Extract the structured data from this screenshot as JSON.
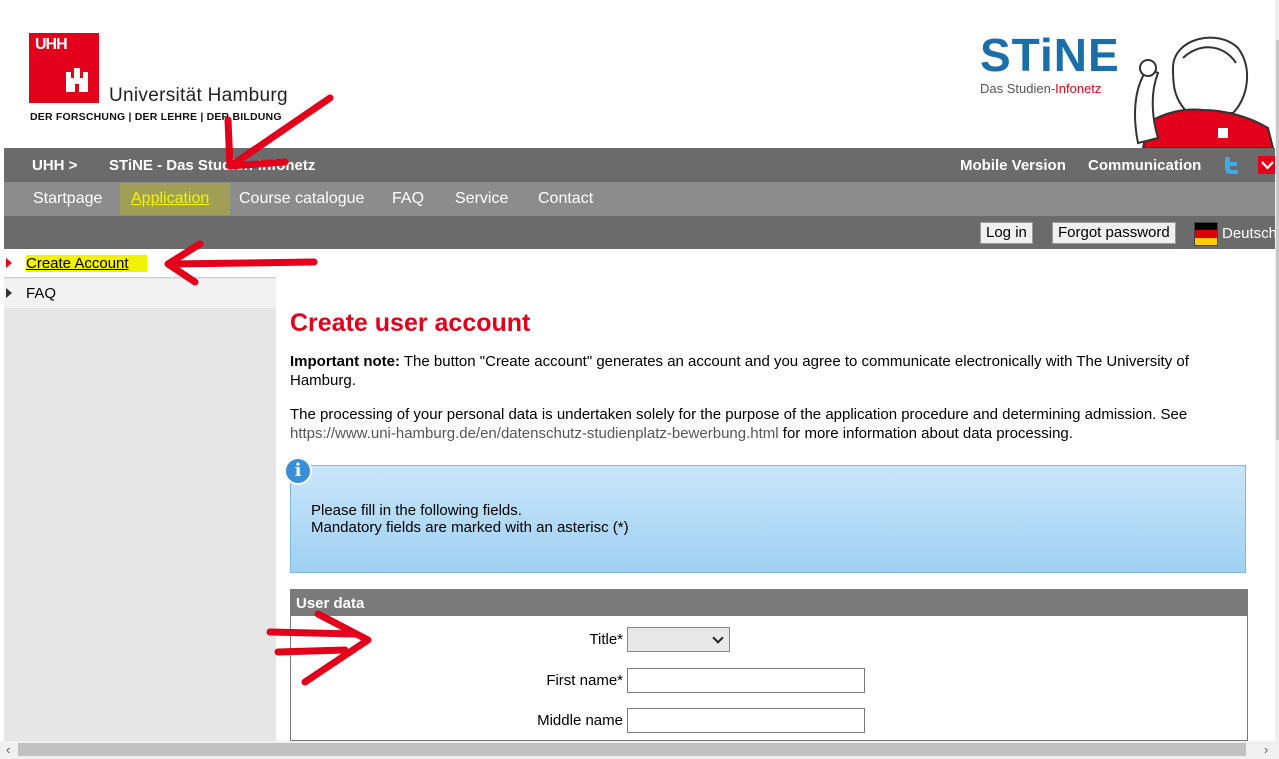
{
  "header": {
    "uni_logo_letters": "UHH",
    "uni_name": "Universität Hamburg",
    "uni_claim": "DER FORSCHUNG | DER LEHRE | DER BILDUNG",
    "stine_wordmark": "STiNE",
    "stine_sub_a": "Das Studien-",
    "stine_sub_b": "Infonetz"
  },
  "topbar": {
    "crumb_1": "UHH >",
    "crumb_2": "STiNE - Das Studien-Infonetz",
    "mobile": "Mobile Version",
    "communication": "Communication"
  },
  "nav": {
    "items": [
      "Startpage",
      "Application",
      "Course catalogue",
      "FAQ",
      "Service",
      "Contact"
    ],
    "active": "Application"
  },
  "login": {
    "login_label": "Log in",
    "forgot_label": "Forgot password",
    "language": "Deutsch"
  },
  "sidebar": {
    "items": [
      {
        "label": "Create Account",
        "active": true
      },
      {
        "label": "FAQ",
        "active": false
      }
    ]
  },
  "content": {
    "title": "Create user account",
    "note_bold": "Important note:",
    "note_text": " The button \"Create account\" generates an account and you agree to communicate electronically with The University of Hamburg.",
    "privacy_text": "The processing of your personal data is undertaken solely for the purpose of the application procedure and determining admission. See ",
    "privacy_link": "https://www.uni-hamburg.de/en/datenschutz-studienplatz-bewerbung.html",
    "privacy_tail": " for more information about data processing.",
    "info_line1": "Please fill in the following fields.",
    "info_line2": "Mandatory fields are marked with an asterisc (*)",
    "panel_title": "User data",
    "fields": [
      {
        "label": "Title*",
        "type": "select",
        "value": ""
      },
      {
        "label": "First name*",
        "type": "text",
        "value": ""
      },
      {
        "label": "Middle name",
        "type": "text",
        "value": ""
      }
    ]
  },
  "colors": {
    "uhh_red": "#e2001a",
    "bar_dark": "#6b6b6b",
    "bar_mid": "#8c8c8c",
    "highlight_yellow": "#f3f300"
  }
}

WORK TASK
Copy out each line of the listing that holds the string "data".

COMPLETED EXERCISE
Extract the structured data from this screenshot as JSON.
    "privacy_text": "The processing of your personal data is undertaken solely for the purpose of the application procedure and determining admission. See ",
    "privacy_tail": " for more information about data processing.",
    "panel_title": "User data",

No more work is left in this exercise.